START Data shown

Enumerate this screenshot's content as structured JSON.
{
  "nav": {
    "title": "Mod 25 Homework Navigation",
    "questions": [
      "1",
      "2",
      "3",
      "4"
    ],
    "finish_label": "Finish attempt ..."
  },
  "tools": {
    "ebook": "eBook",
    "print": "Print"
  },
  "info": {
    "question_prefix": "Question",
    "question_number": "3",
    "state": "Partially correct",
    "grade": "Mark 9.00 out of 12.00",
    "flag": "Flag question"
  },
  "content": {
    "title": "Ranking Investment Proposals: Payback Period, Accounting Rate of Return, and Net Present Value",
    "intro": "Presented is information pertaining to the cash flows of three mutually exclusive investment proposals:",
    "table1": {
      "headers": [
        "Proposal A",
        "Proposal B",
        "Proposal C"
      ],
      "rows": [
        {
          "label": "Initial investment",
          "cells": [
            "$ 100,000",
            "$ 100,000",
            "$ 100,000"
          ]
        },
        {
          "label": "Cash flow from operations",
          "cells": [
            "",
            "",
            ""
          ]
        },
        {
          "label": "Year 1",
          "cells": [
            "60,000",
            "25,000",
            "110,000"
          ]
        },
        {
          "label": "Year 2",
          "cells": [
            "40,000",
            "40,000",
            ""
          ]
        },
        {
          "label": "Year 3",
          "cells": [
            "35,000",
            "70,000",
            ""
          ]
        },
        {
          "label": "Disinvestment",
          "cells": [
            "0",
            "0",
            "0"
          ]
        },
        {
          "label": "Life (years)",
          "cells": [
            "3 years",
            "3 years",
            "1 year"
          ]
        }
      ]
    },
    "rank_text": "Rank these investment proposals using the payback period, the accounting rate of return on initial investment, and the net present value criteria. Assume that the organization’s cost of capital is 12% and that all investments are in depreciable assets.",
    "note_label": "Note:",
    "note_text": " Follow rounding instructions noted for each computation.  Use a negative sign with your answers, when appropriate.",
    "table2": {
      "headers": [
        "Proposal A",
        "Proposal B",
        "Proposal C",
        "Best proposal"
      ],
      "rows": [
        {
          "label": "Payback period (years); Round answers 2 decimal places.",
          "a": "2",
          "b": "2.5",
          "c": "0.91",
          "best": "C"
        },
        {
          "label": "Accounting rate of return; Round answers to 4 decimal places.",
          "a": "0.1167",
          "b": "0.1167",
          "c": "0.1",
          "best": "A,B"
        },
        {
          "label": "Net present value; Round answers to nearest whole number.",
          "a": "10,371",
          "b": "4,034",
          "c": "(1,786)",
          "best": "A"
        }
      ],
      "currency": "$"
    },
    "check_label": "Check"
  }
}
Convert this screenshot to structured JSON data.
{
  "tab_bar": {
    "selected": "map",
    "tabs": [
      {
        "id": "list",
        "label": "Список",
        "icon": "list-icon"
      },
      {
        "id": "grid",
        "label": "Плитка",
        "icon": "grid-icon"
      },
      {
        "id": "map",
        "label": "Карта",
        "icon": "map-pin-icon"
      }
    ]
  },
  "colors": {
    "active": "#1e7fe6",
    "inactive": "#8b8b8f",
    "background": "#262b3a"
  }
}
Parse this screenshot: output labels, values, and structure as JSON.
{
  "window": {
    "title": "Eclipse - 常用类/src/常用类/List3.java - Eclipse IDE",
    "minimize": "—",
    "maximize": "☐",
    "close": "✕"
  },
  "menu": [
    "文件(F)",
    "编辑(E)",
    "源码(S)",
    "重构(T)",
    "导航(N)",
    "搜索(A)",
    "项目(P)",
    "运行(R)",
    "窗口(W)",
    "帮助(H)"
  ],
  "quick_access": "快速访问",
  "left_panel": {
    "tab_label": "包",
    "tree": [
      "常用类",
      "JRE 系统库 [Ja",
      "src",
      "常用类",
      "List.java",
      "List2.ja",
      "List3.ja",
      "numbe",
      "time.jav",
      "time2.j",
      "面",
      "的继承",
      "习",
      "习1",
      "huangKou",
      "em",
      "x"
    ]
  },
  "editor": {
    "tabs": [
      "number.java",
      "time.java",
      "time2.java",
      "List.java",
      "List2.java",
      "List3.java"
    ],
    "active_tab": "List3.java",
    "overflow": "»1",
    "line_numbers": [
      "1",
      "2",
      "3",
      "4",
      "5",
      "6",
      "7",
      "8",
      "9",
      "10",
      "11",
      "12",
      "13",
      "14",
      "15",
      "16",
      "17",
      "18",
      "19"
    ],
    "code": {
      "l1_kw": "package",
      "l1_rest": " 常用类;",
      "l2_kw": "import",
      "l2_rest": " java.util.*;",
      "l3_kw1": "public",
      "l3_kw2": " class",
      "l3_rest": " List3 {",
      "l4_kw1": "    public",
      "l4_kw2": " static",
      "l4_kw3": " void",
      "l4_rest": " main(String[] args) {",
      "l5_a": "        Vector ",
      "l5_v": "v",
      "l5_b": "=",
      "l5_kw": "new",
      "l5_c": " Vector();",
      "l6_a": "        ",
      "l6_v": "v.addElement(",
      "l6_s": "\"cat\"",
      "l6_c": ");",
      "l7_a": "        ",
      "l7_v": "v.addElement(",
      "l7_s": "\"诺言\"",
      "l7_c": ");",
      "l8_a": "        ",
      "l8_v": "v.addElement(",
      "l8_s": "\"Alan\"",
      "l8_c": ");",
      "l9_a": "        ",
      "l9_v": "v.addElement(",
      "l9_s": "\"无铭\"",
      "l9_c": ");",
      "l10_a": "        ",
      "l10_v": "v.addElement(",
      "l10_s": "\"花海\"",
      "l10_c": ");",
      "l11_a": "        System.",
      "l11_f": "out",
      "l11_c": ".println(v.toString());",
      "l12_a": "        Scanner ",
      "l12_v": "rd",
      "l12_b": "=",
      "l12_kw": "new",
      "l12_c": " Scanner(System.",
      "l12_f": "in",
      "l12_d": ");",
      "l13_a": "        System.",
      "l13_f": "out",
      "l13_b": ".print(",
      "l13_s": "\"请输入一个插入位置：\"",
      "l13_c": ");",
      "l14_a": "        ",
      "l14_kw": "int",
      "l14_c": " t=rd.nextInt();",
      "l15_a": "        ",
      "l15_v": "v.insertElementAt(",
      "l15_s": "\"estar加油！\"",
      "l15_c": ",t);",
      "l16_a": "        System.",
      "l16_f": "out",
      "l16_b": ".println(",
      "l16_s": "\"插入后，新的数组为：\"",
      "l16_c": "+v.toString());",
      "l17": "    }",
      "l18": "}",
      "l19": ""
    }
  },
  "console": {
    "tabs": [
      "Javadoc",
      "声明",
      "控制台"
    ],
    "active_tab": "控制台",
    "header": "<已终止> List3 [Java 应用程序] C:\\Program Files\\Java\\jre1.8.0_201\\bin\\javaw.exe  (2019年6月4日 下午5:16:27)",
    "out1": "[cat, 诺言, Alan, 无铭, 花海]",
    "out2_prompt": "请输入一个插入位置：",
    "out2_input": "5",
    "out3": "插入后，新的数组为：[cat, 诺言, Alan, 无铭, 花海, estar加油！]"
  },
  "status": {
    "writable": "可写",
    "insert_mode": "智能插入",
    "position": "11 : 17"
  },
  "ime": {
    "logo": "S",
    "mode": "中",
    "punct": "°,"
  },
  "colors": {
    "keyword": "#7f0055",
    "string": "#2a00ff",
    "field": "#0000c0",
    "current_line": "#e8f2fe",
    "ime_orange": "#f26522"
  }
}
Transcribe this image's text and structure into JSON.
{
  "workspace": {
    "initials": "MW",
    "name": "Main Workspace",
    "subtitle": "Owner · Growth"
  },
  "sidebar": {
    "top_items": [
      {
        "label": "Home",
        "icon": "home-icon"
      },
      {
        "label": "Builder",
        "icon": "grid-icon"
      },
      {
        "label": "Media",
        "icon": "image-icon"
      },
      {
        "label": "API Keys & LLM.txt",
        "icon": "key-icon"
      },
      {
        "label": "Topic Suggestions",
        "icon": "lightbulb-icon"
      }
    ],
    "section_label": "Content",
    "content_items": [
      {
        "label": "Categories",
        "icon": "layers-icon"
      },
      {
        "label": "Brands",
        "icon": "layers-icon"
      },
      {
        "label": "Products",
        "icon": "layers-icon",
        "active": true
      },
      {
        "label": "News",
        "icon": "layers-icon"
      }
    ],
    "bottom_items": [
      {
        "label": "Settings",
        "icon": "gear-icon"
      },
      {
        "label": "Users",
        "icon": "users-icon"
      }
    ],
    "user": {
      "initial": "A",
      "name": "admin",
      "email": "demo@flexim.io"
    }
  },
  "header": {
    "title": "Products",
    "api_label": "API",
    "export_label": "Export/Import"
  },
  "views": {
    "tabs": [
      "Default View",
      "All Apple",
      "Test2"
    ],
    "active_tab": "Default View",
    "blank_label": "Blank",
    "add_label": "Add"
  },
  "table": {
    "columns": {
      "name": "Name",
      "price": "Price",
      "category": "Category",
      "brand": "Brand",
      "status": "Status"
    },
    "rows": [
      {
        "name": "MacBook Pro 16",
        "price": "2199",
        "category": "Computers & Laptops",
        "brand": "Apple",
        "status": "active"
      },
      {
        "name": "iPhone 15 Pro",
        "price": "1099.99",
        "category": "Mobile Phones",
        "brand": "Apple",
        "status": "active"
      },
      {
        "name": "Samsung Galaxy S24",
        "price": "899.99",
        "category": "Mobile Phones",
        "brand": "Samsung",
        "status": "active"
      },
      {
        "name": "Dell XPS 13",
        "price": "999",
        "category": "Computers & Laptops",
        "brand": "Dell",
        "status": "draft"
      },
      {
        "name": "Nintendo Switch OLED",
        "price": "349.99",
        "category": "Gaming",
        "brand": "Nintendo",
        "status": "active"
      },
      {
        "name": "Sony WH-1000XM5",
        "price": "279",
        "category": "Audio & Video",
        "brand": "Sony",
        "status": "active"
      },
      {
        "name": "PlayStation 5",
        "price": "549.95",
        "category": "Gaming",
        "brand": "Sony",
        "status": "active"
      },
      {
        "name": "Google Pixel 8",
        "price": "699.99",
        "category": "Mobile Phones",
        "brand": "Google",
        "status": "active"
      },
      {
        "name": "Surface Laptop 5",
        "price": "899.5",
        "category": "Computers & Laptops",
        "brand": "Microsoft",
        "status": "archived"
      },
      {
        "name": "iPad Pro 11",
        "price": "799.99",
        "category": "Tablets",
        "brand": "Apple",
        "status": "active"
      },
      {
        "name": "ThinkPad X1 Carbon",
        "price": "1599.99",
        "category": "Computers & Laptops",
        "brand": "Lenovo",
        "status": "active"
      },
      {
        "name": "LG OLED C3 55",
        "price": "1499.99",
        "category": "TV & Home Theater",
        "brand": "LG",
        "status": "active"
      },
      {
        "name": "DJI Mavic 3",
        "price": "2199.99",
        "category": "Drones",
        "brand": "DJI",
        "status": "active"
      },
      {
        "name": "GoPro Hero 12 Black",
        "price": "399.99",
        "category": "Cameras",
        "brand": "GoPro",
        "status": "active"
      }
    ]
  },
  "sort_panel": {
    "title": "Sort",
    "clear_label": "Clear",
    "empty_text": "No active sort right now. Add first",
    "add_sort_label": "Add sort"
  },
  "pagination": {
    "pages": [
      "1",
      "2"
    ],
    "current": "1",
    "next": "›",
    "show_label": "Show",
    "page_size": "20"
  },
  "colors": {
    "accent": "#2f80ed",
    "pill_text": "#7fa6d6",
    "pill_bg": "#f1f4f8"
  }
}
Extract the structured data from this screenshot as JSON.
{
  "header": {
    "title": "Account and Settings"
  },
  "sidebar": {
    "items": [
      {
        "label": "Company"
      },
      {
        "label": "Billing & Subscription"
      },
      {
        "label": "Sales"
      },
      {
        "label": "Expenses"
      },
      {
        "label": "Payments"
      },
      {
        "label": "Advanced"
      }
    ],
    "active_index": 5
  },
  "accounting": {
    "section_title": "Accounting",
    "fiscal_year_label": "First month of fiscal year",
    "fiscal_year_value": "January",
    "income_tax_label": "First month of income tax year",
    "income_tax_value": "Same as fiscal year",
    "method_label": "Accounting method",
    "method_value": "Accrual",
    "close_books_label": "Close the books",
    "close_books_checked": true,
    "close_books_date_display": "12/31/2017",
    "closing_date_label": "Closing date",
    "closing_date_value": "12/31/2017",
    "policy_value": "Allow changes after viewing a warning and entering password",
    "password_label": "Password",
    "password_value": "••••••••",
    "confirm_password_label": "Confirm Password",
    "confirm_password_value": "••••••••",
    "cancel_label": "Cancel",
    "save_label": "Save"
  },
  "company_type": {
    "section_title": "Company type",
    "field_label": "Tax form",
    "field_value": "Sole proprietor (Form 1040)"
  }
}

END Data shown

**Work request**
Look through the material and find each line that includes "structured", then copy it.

**Reply**
Enumerate this screenshot's content as structured JSON.
Convert this screenshot to structured JSON data.
Extract the structured data from this screenshot as JSON.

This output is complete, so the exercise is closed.